Referring to FIG. 1 and FIG. 2, the guiding device 16 (pen, pointer) with a casing 12 has a battery 1, a printed circuit board 2, a laser diode 3, a refractive collimating lens 4, a transmissive diffractive optical element 5, a lens 6, a tip 7, two buttons 8 and 9. A resulting pattern 10 is projected from the guiding device to the screen when operated closely, and a pattern 11 is projected from the guiding device to the screen when operated distantly.
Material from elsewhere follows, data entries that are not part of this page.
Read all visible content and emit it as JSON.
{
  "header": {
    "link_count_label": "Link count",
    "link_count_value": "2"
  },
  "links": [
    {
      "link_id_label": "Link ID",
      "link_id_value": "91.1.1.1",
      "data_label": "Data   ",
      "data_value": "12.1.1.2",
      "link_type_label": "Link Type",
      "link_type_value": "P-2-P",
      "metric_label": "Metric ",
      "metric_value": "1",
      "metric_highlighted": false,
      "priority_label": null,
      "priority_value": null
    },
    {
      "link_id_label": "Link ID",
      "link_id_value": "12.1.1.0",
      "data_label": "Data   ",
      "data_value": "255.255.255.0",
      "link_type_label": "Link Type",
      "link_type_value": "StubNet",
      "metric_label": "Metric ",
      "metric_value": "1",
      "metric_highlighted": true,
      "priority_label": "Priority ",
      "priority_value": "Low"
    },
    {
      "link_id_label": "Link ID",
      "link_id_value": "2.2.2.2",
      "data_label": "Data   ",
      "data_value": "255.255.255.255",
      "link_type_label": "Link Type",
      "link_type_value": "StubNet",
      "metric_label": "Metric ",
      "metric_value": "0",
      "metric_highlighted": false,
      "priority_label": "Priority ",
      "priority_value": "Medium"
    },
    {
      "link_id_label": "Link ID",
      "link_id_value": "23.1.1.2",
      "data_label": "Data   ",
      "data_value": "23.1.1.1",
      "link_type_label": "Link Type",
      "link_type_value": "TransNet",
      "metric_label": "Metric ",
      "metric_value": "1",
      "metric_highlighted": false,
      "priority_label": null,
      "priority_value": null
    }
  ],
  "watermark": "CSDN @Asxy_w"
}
Referring to FIG. 3, the guiding device 16 (pen, pointer) with a casing 12 has a battery 1, a printed circuit board 2, a laser diode 3, a transmissive diffractive optical element 5 with or without a lens 4 mounted near the tip 7, a reflective diffractive curved annular mirror 14 and a curved annular mirror 13, two buttons 8 and 9. A resulting pattern 10 is projected from the guiding device to the screen when operated closely, and a pattern 11 is projected from the guiding device to the screen when operated distantly.

Referring to FIG. 4, the guiding device 16 (pen, pointer) with a casing 12 has a battery 1, a printed circuit board 2, a laser diode 3, a refractive collimating lens 4, a transmissive diffractive optical element 5 mounted near the rear end 7, a curved annular mirror 13 and a neutral window and/or another transmissive diffractive optical element 15 for the light forming the pattern for distant operation. A resulting pattern 10 is projected from the guiding device to the screen when operated closely, and a pattern 11 is projected from the guiding device to the screen when operated distantly.

The casings 12 of these embodiments have the purpose to resemble a conventional whiteboard marker or pen and to provide the user with a natural, intuitive and ergonomic writing, drawing and pointing tool. One or more battery cells are supplying the energy required to emit light from the light source or a number of light sources. The printed circuit board may provide power management, the interface to the one, two or more button switches, a laser diode driver circuit, and circuits for modulating the laser, a remote infrared link and/or a radio-frequency link. The laser diode may be an infrared or near infrared diode.

The purpose of the collimating lens 4 is to increase the aperture of the laser beam to cover the surface of the diffractive optical element 5. The concave lenses 6 and convex mirrors 13 and possibly 14 are for spreading the pattern to a large area when the guiding device is operated closely to the screen. The annular shape of the mirrors 13,14 and the annular shape of the possibly reflective diffractive optical elements 13,14 makes a free field path for the central part of the laser beam forming the optical intensity image when the guiding device is operating distantly towards the screen.

The guiding object can be held in different orientations and distances to the screen as illustrated in FIGS. 5, 6, 7 and 8. The changes in the projected pattern image position, shape and size can be utilized to find the lateral position, the orientation (elevation and azimuth) and to estimate the distance from the guiding object to the screen surface.

FIG. 9 and FIG. 10 illustrate a situation where the guiding device and the camera and recognition system are located before the front projection screen, the rear-projection screen or other display system, and where the guiding device can be used closely to the screen and distantly to the screen. When close to the screen (FIG. 9) the guiding device may be within the field of view of camera 18. Thus, if the guiding device is provided with a code pattern, there may here be a combined function comprising the method described in WO0227461.

FIG. 11 and FIG. 12 show a configuration where the guiding device are operated before the rear projection screen and can be used closely to the screen and/or distantly to the screen, while the projected pattern image from the guiding device is projected onto the rear projection screen surface, and can be detected by the camera and recognition system located behind the screen close to the projector.

Having described the invention in terms of the preferred embodiments thereof, it will be recognized by those skilled in the art of optical system design that various changes in the configurations and details of the implementations can be made without departing from the spirit and scope of the invention, as defined by the following claims.